━━━ The records
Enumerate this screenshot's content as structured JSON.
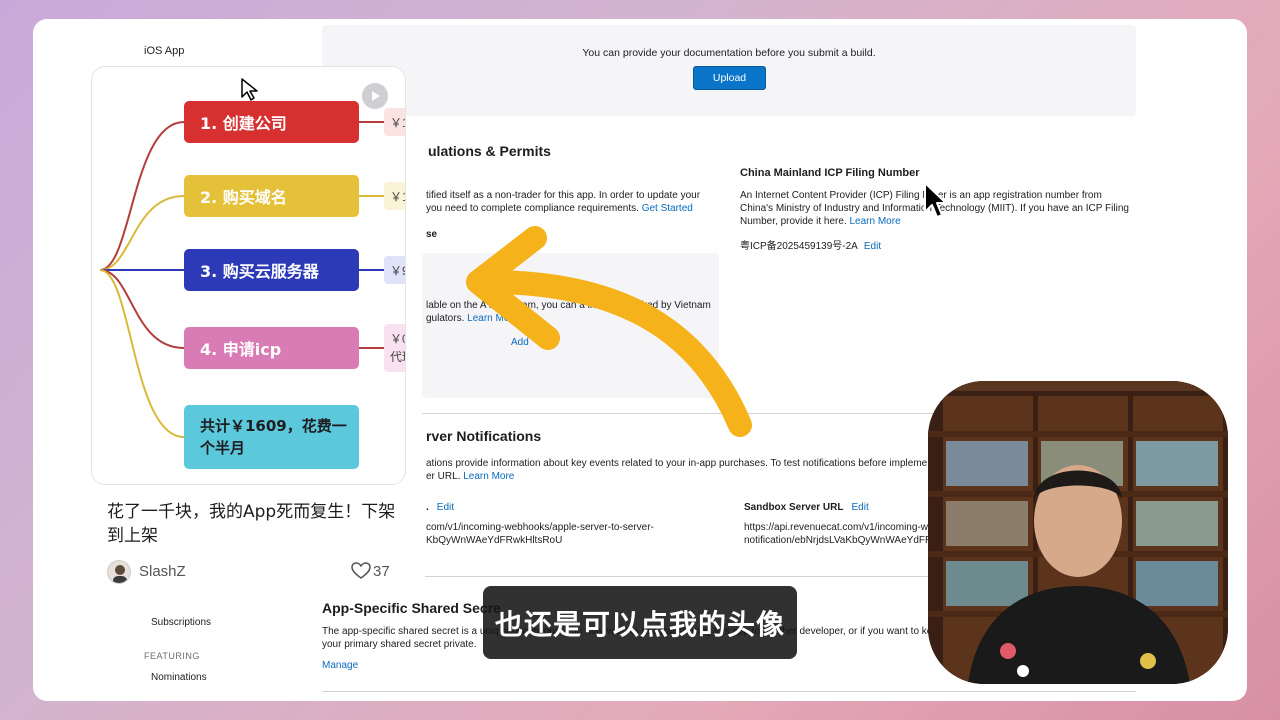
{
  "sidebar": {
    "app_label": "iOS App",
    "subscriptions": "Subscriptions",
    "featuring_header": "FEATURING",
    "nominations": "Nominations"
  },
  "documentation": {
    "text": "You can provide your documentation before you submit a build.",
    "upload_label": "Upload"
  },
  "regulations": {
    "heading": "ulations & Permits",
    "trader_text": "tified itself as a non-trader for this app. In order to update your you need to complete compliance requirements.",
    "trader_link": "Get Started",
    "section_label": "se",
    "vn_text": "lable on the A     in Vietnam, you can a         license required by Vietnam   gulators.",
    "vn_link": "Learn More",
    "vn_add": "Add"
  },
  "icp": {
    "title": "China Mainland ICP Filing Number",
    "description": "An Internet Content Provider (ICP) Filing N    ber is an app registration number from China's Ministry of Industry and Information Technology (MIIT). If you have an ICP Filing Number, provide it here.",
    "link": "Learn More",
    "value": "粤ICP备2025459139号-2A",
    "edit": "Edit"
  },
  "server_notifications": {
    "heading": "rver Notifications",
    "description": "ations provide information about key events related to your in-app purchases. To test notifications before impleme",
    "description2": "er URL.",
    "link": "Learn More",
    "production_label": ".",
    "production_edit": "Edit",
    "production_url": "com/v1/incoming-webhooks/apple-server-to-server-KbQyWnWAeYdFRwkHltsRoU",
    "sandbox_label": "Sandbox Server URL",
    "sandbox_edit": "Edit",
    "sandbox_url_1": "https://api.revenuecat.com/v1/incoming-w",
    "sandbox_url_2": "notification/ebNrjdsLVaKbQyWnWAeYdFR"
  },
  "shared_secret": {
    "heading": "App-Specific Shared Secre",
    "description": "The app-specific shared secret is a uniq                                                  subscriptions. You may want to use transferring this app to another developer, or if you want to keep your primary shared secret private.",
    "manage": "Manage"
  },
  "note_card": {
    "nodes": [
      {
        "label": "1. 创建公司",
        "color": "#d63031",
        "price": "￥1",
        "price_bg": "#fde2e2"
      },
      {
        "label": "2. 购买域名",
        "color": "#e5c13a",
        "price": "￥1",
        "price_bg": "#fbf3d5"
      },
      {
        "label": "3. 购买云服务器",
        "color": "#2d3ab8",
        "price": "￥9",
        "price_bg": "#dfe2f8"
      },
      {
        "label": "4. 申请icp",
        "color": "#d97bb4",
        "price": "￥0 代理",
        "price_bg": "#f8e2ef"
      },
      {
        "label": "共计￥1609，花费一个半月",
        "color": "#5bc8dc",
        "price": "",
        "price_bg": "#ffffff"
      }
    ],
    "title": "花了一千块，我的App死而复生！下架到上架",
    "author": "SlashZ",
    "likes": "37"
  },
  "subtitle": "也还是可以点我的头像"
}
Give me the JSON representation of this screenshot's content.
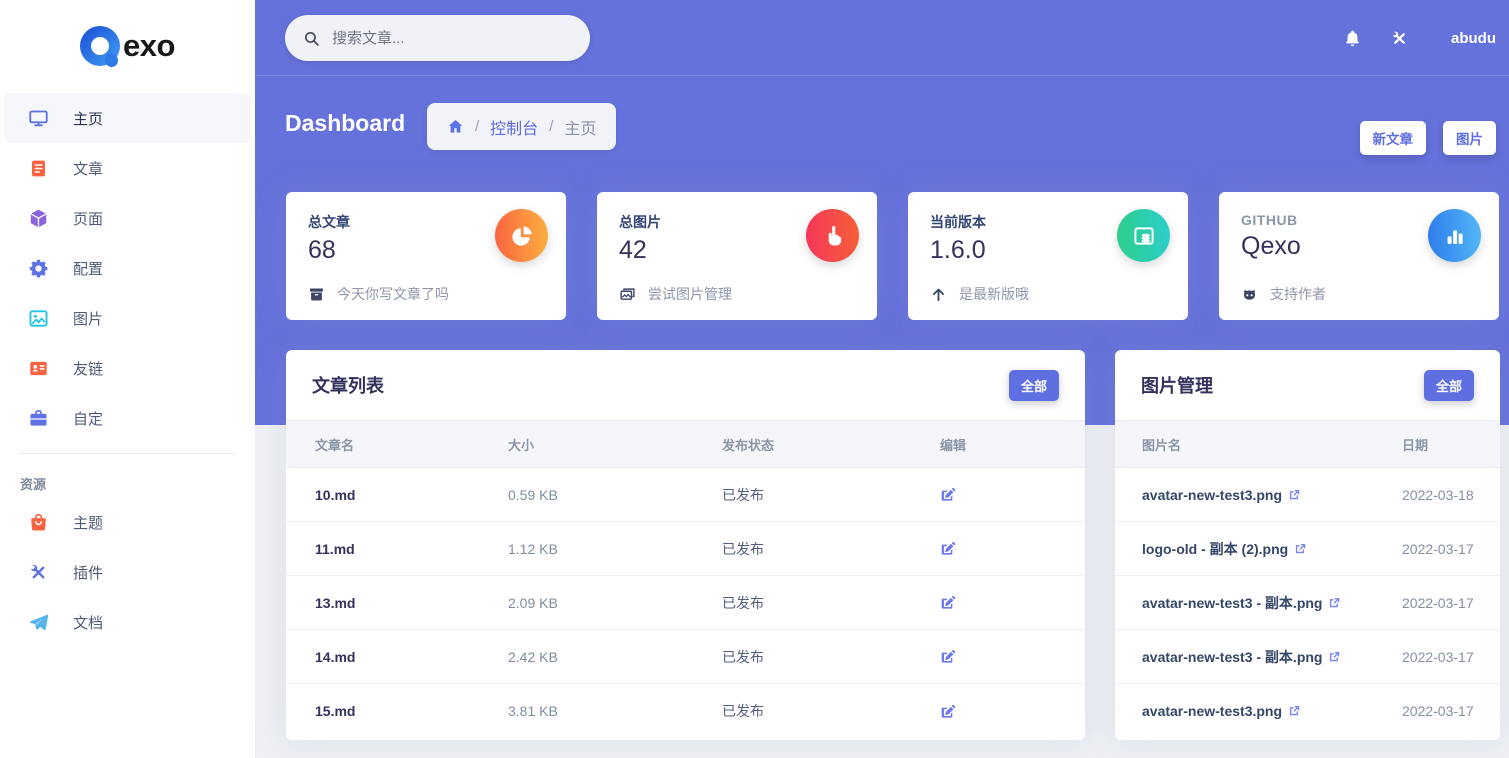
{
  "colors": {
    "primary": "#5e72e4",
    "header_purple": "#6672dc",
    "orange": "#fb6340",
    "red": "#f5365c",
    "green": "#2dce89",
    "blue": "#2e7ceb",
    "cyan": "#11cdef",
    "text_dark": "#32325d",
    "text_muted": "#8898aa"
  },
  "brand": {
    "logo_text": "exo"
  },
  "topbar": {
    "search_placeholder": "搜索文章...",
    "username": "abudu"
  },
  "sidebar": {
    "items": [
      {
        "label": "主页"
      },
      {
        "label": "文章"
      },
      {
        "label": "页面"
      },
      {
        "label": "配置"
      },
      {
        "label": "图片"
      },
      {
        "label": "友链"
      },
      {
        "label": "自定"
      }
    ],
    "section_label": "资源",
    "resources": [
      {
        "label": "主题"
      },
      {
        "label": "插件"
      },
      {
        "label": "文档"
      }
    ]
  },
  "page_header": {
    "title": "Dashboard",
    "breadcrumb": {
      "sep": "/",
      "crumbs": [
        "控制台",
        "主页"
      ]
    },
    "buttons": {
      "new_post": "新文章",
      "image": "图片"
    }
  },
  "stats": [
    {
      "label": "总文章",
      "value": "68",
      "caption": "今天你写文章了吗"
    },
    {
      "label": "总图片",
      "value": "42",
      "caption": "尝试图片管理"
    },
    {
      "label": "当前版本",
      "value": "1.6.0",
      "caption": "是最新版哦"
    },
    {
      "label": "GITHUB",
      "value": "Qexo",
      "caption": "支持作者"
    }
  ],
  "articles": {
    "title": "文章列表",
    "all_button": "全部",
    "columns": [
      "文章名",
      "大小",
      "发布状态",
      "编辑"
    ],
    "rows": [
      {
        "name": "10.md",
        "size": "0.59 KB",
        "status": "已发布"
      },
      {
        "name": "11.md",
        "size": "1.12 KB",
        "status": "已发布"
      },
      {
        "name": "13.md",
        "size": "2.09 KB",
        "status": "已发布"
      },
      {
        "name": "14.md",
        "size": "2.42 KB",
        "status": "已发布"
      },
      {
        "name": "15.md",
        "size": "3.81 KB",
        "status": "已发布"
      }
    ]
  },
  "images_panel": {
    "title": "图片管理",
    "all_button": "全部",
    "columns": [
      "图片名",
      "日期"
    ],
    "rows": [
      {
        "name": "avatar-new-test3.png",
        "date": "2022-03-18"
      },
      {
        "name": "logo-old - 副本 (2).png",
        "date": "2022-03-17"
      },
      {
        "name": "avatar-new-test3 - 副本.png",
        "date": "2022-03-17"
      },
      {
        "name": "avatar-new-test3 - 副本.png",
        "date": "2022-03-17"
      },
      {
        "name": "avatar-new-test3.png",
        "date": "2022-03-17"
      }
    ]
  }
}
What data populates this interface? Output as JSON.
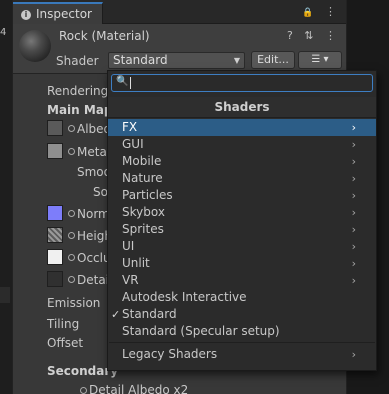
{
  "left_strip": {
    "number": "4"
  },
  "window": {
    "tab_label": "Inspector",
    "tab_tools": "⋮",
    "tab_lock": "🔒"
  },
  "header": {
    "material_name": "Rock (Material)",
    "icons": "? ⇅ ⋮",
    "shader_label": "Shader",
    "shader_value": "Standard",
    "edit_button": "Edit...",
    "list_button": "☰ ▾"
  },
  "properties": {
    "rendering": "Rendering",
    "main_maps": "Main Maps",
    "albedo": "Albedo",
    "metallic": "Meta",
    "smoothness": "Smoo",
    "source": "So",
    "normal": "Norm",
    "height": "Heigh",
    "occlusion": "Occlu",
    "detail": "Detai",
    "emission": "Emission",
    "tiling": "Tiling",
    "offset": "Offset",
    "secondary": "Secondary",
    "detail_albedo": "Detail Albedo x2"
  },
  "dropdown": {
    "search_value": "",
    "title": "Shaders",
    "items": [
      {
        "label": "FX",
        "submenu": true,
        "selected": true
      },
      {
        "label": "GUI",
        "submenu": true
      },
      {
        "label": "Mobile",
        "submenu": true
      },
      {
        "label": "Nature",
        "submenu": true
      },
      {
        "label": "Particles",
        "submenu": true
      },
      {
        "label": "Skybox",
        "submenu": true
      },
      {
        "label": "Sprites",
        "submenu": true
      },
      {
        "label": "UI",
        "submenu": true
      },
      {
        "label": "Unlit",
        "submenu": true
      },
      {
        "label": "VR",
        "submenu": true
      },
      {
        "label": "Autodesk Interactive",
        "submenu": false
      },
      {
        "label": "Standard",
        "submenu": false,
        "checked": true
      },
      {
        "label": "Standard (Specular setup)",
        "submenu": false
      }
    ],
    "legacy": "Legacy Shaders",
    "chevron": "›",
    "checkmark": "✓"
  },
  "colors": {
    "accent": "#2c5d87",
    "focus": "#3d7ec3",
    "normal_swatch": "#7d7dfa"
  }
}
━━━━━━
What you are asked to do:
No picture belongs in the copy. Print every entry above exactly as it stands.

Written response:
Enumerate this screenshot's content as structured JSON.
{
  "sidebar": {
    "app_label": "iOS App",
    "subscriptions": "Subscriptions",
    "featuring_header": "FEATURING",
    "nominations": "Nominations"
  },
  "documentation": {
    "text": "You can provide your documentation before you submit a build.",
    "upload_label": "Upload"
  },
  "regulations": {
    "heading": "ulations & Permits",
    "trader_text": "tified itself as a non-trader for this app. In order to update your you need to complete compliance requirements.",
    "trader_link": "Get Started",
    "section_label": "se",
    "vn_text": "lable on the A     in Vietnam, you can a         license required by Vietnam   gulators.",
    "vn_link": "Learn More",
    "vn_add": "Add"
  },
  "icp": {
    "title": "China Mainland ICP Filing Number",
    "description": "An Internet Content Provider (ICP) Filing N    ber is an app registration number from China's Ministry of Industry and Information Technology (MIIT). If you have an ICP Filing Number, provide it here.",
    "link": "Learn More",
    "value": "粤ICP备2025459139号-2A",
    "edit": "Edit"
  },
  "server_notifications": {
    "heading": "rver Notifications",
    "description": "ations provide information about key events related to your in-app purchases. To test notifications before impleme",
    "description2": "er URL.",
    "link": "Learn More",
    "production_label": ".",
    "production_edit": "Edit",
    "production_url": "com/v1/incoming-webhooks/apple-server-to-server-KbQyWnWAeYdFRwkHltsRoU",
    "sandbox_label": "Sandbox Server URL",
    "sandbox_edit": "Edit",
    "sandbox_url_1": "https://api.revenuecat.com/v1/incoming-w",
    "sandbox_url_2": "notification/ebNrjdsLVaKbQyWnWAeYdFR"
  },
  "shared_secret": {
    "heading": "App-Specific Shared Secre",
    "description": "The app-specific shared secret is a uniq                                                  subscriptions. You may want to use transferring this app to another developer, or if you want to keep your primary shared secret private.",
    "manage": "Manage"
  },
  "note_card": {
    "nodes": [
      {
        "label": "1. 创建公司",
        "color": "#d63031",
        "price": "￥1",
        "price_bg": "#fde2e2"
      },
      {
        "label": "2. 购买域名",
        "color": "#e5c13a",
        "price": "￥1",
        "price_bg": "#fbf3d5"
      },
      {
        "label": "3. 购买云服务器",
        "color": "#2d3ab8",
        "price": "￥9",
        "price_bg": "#dfe2f8"
      },
      {
        "label": "4. 申请icp",
        "color": "#d97bb4",
        "price": "￥0 代理",
        "price_bg": "#f8e2ef"
      },
      {
        "label": "共计￥1609，花费一个半月",
        "color": "#5bc8dc",
        "price": "",
        "price_bg": "#ffffff"
      }
    ],
    "title": "花了一千块，我的App死而复生！下架到上架",
    "author": "SlashZ",
    "likes": "37"
  },
  "subtitle": "也还是可以点我的头像"
}
Give me the JSON representation of this screenshot's content.
{
  "colors": {
    "primary": "#5e72e4",
    "header_purple": "#6672dc",
    "orange": "#fb6340",
    "red": "#f5365c",
    "green": "#2dce89",
    "blue": "#2e7ceb",
    "cyan": "#11cdef",
    "text_dark": "#32325d",
    "text_muted": "#8898aa"
  },
  "brand": {
    "logo_text": "exo"
  },
  "topbar": {
    "search_placeholder": "搜索文章...",
    "username": "abudu"
  },
  "sidebar": {
    "items": [
      {
        "label": "主页"
      },
      {
        "label": "文章"
      },
      {
        "label": "页面"
      },
      {
        "label": "配置"
      },
      {
        "label": "图片"
      },
      {
        "label": "友链"
      },
      {
        "label": "自定"
      }
    ],
    "section_label": "资源",
    "resources": [
      {
        "label": "主题"
      },
      {
        "label": "插件"
      },
      {
        "label": "文档"
      }
    ]
  },
  "page_header": {
    "title": "Dashboard",
    "breadcrumb": {
      "sep": "/",
      "crumbs": [
        "控制台",
        "主页"
      ]
    },
    "buttons": {
      "new_post": "新文章",
      "image": "图片"
    }
  },
  "stats": [
    {
      "label": "总文章",
      "value": "68",
      "caption": "今天你写文章了吗"
    },
    {
      "label": "总图片",
      "value": "42",
      "caption": "尝试图片管理"
    },
    {
      "label": "当前版本",
      "value": "1.6.0",
      "caption": "是最新版哦"
    },
    {
      "label": "GITHUB",
      "value": "Qexo",
      "caption": "支持作者"
    }
  ],
  "articles": {
    "title": "文章列表",
    "all_button": "全部",
    "columns": [
      "文章名",
      "大小",
      "发布状态",
      "编辑"
    ],
    "rows": [
      {
        "name": "10.md",
        "size": "0.59 KB",
        "status": "已发布"
      },
      {
        "name": "11.md",
        "size": "1.12 KB",
        "status": "已发布"
      },
      {
        "name": "13.md",
        "size": "2.09 KB",
        "status": "已发布"
      },
      {
        "name": "14.md",
        "size": "2.42 KB",
        "status": "已发布"
      },
      {
        "name": "15.md",
        "size": "3.81 KB",
        "status": "已发布"
      }
    ]
  },
  "images_panel": {
    "title": "图片管理",
    "all_button": "全部",
    "columns": [
      "图片名",
      "日期"
    ],
    "rows": [
      {
        "name": "avatar-new-test3.png",
        "date": "2022-03-18"
      },
      {
        "name": "logo-old - 副本 (2).png",
        "date": "2022-03-17"
      },
      {
        "name": "avatar-new-test3 - 副本.png",
        "date": "2022-03-17"
      },
      {
        "name": "avatar-new-test3 - 副本.png",
        "date": "2022-03-17"
      },
      {
        "name": "avatar-new-test3.png",
        "date": "2022-03-17"
      }
    ]
  }
}
What data populates this interface? Output as JSON.
{
  "left_strip": {
    "number": "4"
  },
  "window": {
    "tab_label": "Inspector",
    "tab_tools": "⋮",
    "tab_lock": "🔒"
  },
  "header": {
    "material_name": "Rock (Material)",
    "icons": "? ⇅ ⋮",
    "shader_label": "Shader",
    "shader_value": "Standard",
    "edit_button": "Edit...",
    "list_button": "☰ ▾"
  },
  "properties": {
    "rendering": "Rendering",
    "main_maps": "Main Maps",
    "albedo": "Albedo",
    "metallic": "Meta",
    "smoothness": "Smoo",
    "source": "So",
    "normal": "Norm",
    "height": "Heigh",
    "occlusion": "Occlu",
    "detail": "Detai",
    "emission": "Emission",
    "tiling": "Tiling",
    "offset": "Offset",
    "secondary": "Secondary",
    "detail_albedo": "Detail Albedo x2"
  },
  "dropdown": {
    "search_value": "",
    "title": "Shaders",
    "items": [
      {
        "label": "FX",
        "submenu": true,
        "selected": true
      },
      {
        "label": "GUI",
        "submenu": true
      },
      {
        "label": "Mobile",
        "submenu": true
      },
      {
        "label": "Nature",
        "submenu": true
      },
      {
        "label": "Particles",
        "submenu": true
      },
      {
        "label": "Skybox",
        "submenu": true
      },
      {
        "label": "Sprites",
        "submenu": true
      },
      {
        "label": "UI",
        "submenu": true
      },
      {
        "label": "Unlit",
        "submenu": true
      },
      {
        "label": "VR",
        "submenu": true
      },
      {
        "label": "Autodesk Interactive",
        "submenu": false
      },
      {
        "label": "Standard",
        "submenu": false,
        "checked": true
      },
      {
        "label": "Standard (Specular setup)",
        "submenu": false
      }
    ],
    "legacy": "Legacy Shaders",
    "chevron": "›",
    "checkmark": "✓"
  },
  "colors": {
    "accent": "#2c5d87",
    "focus": "#3d7ec3",
    "normal_swatch": "#7d7dfa"
  }
}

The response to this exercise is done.